One of the seven principles behind the Disciplined Agile (DA) framework is Be Awesome. Who doesn’t want to be awesome? Who doesn’t want to be part of an awesome team doing awesome things while working for an awesome organization? We all want these things. Recently Josh Kerievsky has popularized the concept that Modern Agile teams make people awesome, and of course it isn’t much of a leap that we want awesome teams and awesome organizations too. Similarly, in their work on Lean Software Development the Poppendiecks observe that sustainable advantage is gained from engaged, thinking people. Helping people to be awesome is important because, as Richard Branson of the Virgin Group says, “Take care of your employees and they’ll take care of your business.”
There are several things that you as an individual can do to be awesome. First and foremost, act in such a way that you earn the respect and trust of your colleagues – be reliable, be honest, be open, and treat them with respect. Second, willingly collaborate with others. Share information with them when asked, even if it is a work in progress. Offer help when it’s needed and just as important reach out for help yourself. Third, be an active learner. Seek to master your craft, always being on the lookout for opportunities to experiment and learn. Go beyond your specialty and learn about the broader software process and business environment. By becoming a T-skilled “generalizing specialist” you will be able to better appreciate where others are coming from and thereby interact with them more effectively.
Awesome teams are built around motivated individuals who are given the environment and support required to fulfill their objectives. A 2015 study at Google found that successful teams provide psychological safety for team members, that team members are able to depend on one another, there is structure and clarity around roles and responsibilities, and people are doing work that is both meaningful and impactful to them. Awesome teams have a very good working relationship with their stakeholders, collaborating with them to ensure that what they do is what the stakeholders actually need. Finally, awesome teams are whole – they are cross functional, having the skills, resources, and authority required to be successful and team members themselves tend to be cross-functional generalizing specialists.

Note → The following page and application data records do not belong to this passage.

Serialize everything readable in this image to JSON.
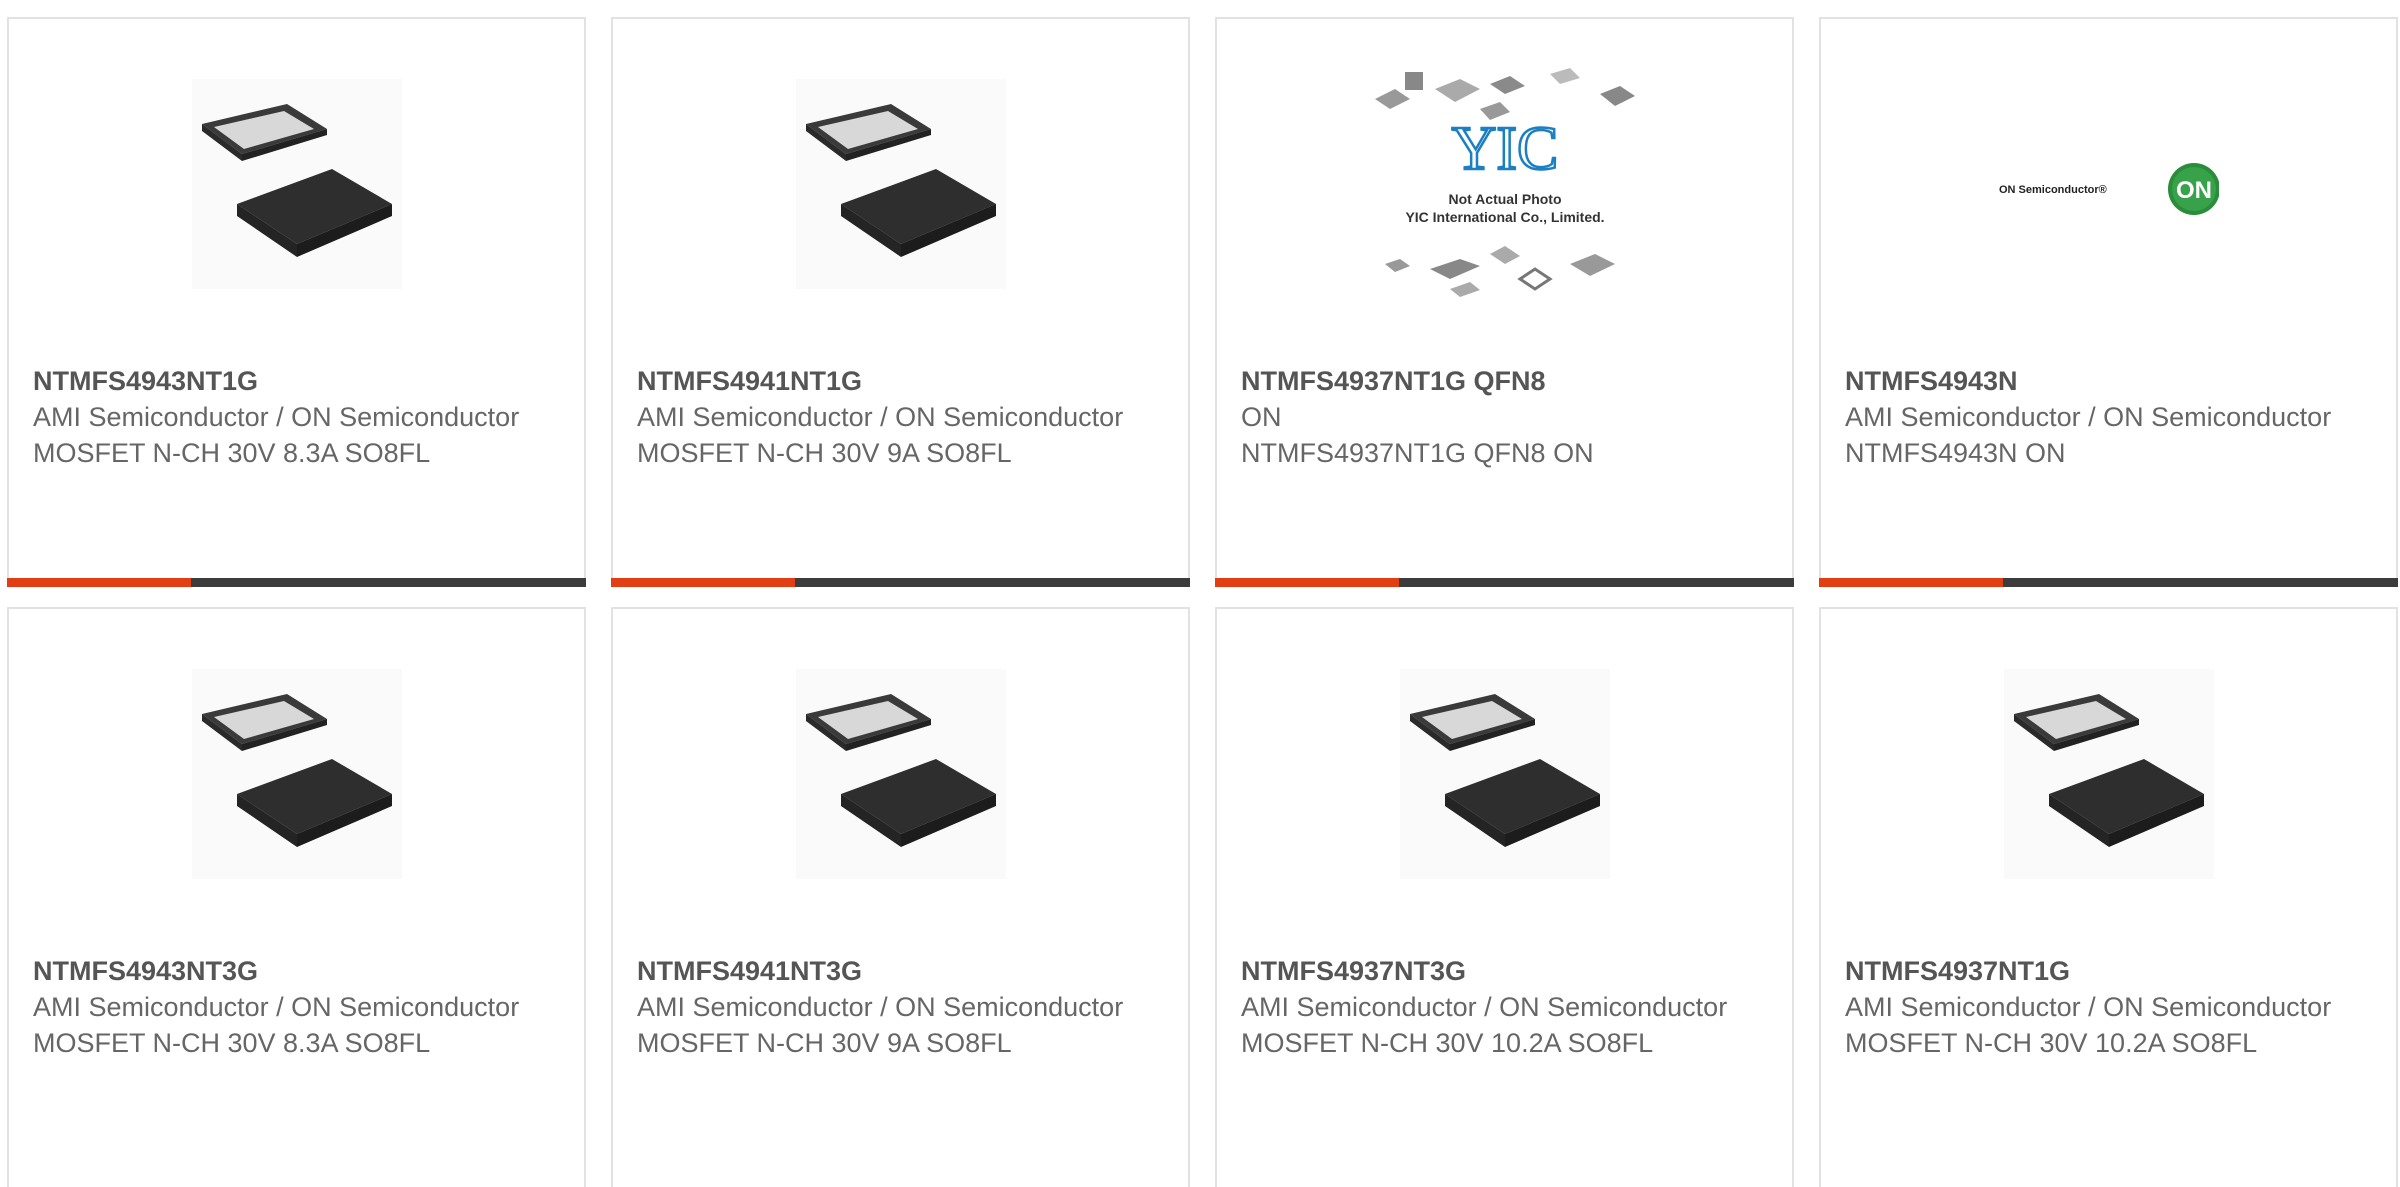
{
  "colors": {
    "accent": "#e23e14",
    "bar_dark": "#3c3c3c",
    "title": "#555555",
    "text": "#666666"
  },
  "products": [
    {
      "name": "NTMFS4943NT1G",
      "manufacturer": "AMI Semiconductor / ON Semiconductor",
      "description": "MOSFET N-CH 30V 8.3A SO8FL",
      "image": "mosfet-package-image"
    },
    {
      "name": "NTMFS4941NT1G",
      "manufacturer": "AMI Semiconductor / ON Semiconductor",
      "description": "MOSFET N-CH 30V 9A SO8FL",
      "image": "mosfet-package-image"
    },
    {
      "name": "NTMFS4937NT1G QFN8",
      "manufacturer": "ON",
      "description": "NTMFS4937NT1G QFN8 ON",
      "image": "not-actual-photo-image",
      "image_text": {
        "logo": "YIC",
        "line1": "Not Actual Photo",
        "line2": "YIC International Co., Limited."
      }
    },
    {
      "name": "NTMFS4943N",
      "manufacturer": "AMI Semiconductor / ON Semiconductor",
      "description": "NTMFS4943N ON",
      "image": "on-semiconductor-logo",
      "image_text": {
        "brand": "ON Semiconductor®",
        "badge": "ON"
      }
    },
    {
      "name": "NTMFS4943NT3G",
      "manufacturer": "AMI Semiconductor / ON Semiconductor",
      "description": "MOSFET N-CH 30V 8.3A SO8FL",
      "image": "mosfet-package-image"
    },
    {
      "name": "NTMFS4941NT3G",
      "manufacturer": "AMI Semiconductor / ON Semiconductor",
      "description": "MOSFET N-CH 30V 9A SO8FL",
      "image": "mosfet-package-image"
    },
    {
      "name": "NTMFS4937NT3G",
      "manufacturer": "AMI Semiconductor / ON Semiconductor",
      "description": "MOSFET N-CH 30V 10.2A SO8FL",
      "image": "mosfet-package-image"
    },
    {
      "name": "NTMFS4937NT1G",
      "manufacturer": "AMI Semiconductor / ON Semiconductor",
      "description": "MOSFET N-CH 30V 10.2A SO8FL",
      "image": "mosfet-package-image"
    }
  ]
}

Awesome teams also choose to build quality in from the very beginning. Lean tells us that your process should not allow defects to occur in the first place, but when this isn’t possible (yet) you should work in such a way that you do a bit of work, validate it, fix any issues that you find, and then iterate. The Agile Manifesto is clear that continuous attention to technical excellence and good design enhances agility.
As a leader, you can enable your staff to be awesome individuals working on awesome teams through providing them with the authority and resources required for them to do their jobs, by building a safe culture and environment (see next principle), and by motivating them to excel. As Dan Pink points out, people are motivated by being provided with the autonomy to do their work, having opportunities to master their craft, and to do something that has purpose. What would you rather have, staff who are motivated or demotivated?
This article is excerpted from Chapter 2 of the book An Executive’s Guide to Disciplined Agile: Winning the Race to Business Agility.